Right ventricular preload recruitable stroke work, end-systolic pressure-volume, and dP/dtmax-end-diastolic volume relations compared as indexes of right ventricular contractile performance in conscious dogs.

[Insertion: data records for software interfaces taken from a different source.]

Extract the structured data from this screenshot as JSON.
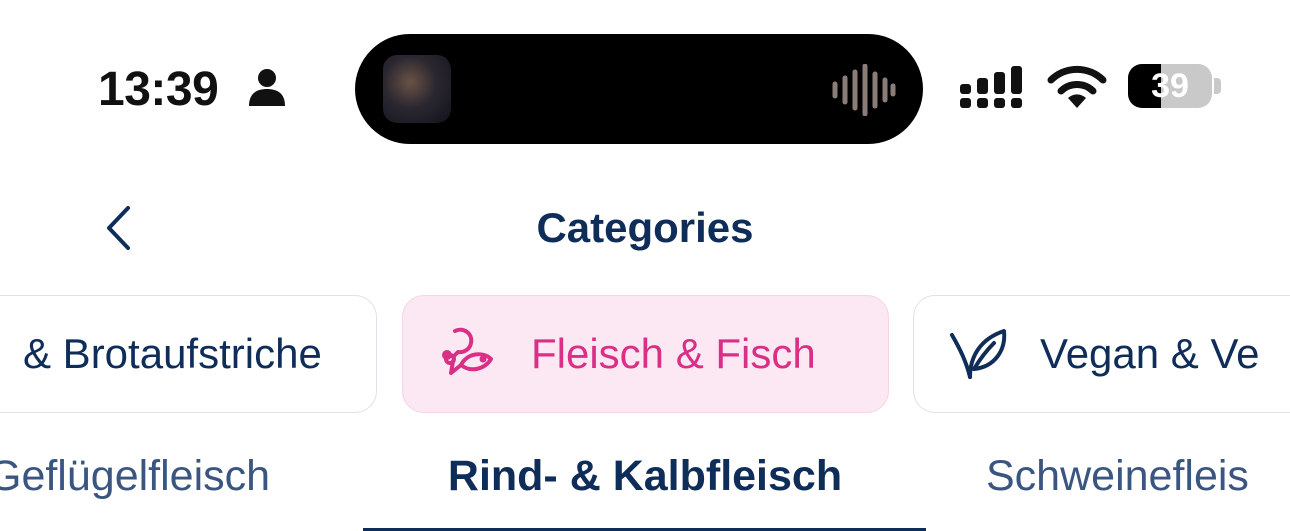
{
  "status_bar": {
    "time": "13:39",
    "battery": "39",
    "battery_level": 0.39
  },
  "header": {
    "title": "Categories"
  },
  "categories": [
    {
      "label": "& Brotaufstriche",
      "selected": false
    },
    {
      "label": "Fleisch & Fisch",
      "icon": "meat-fish-icon",
      "selected": true
    },
    {
      "label": "Vegan & Ve",
      "icon": "leaf-icon",
      "selected": false
    }
  ],
  "subcategories": [
    {
      "label": "Geflügelfleisch",
      "selected": false
    },
    {
      "label": "Rind- & Kalbfleisch",
      "selected": true
    },
    {
      "label": "Schweinefleis",
      "selected": false
    }
  ],
  "colors": {
    "brand_navy": "#0f2d59",
    "accent_pink": "#d92f86",
    "selected_chip_bg": "#fce8f2"
  }
}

Three indexes developed originally to assess left ventricular contractile performance were applied instead to the right ventricle (RV) in 11 conscious dogs: the relation between stroke work and end-diastolic volume (EDV), termed the preload recruitable stroke work (PRSW) relation; the end-systolic pressure-volume (ESPV) relation; and the maximum dP/dt (dP/dtmax)-EDV relation. The reproducibility, inotropic sensitivity, chronotropic sensitivity, and afterload sensitivity of these RV relations were compared. RV volume was determined with an ellipsoidal shell subtraction model from orthogonal dimensions measured by sonomicrometry. RV transmural pressure was measured with micromanometers. After autonomic blockade, preload was varied by repeated, transient vena caval occlusions before and during partial occlusion of the main pulmonary artery, after release of the pulmonary arterial occlusion, after calcium infusion, and over a range of heart rates induced by atrial pacing. The slope and volume-axis intercept of the PRSW relation were more reproducible (SD/mean, 7.8 +/- 3.3% and 6.2 +/- 4.1%, respectively) than the slope and volume-axis intercept of the ESPV relation (10.1 +/- 6.7% and 23.0 +/- 31.3%, both p less than 0.05) or the slope and volume-axis intercept of the dP/dtmax-EDV relation (43.4 +/- 70.4% and 153.8 +/- 184.6%, both p less than 0.05). The slope of the PRSW relation increased 32 +/- 17% (p less than 0.05) after calcium infusion, but the volume-axis intercept did not change significantly. In contrast, the slopes of the ESPV and dP/dtmax-EDV relations did not change significantly after calcium infusion, but the volume-axis intercepts decreased significantly (both p less than 0.05). Despite a 71 +/- 26% increase in mean RV ejection pressure during partial occlusion of the main pulmonary artery, the slopes and volume-axis intercepts of both the PRSW and dP/dtmax-EDV relations did not change significantly, but the slope of the ESPV relation increased 45 +/- 22% (p less than 0.05) without significant change in the volume-axis intercept. None of the relations demonstrated significant chronotropic sensitivity. The PRSW relation is the preferred index of RV contractile performance because 1) it is the most reproducible, 2) its slope alone sensitively detects changes in contractile state, and 3) unlike the ESPV relation, it is relatively insensitive to afterload.
- Copyright © 1992 by American Heart Association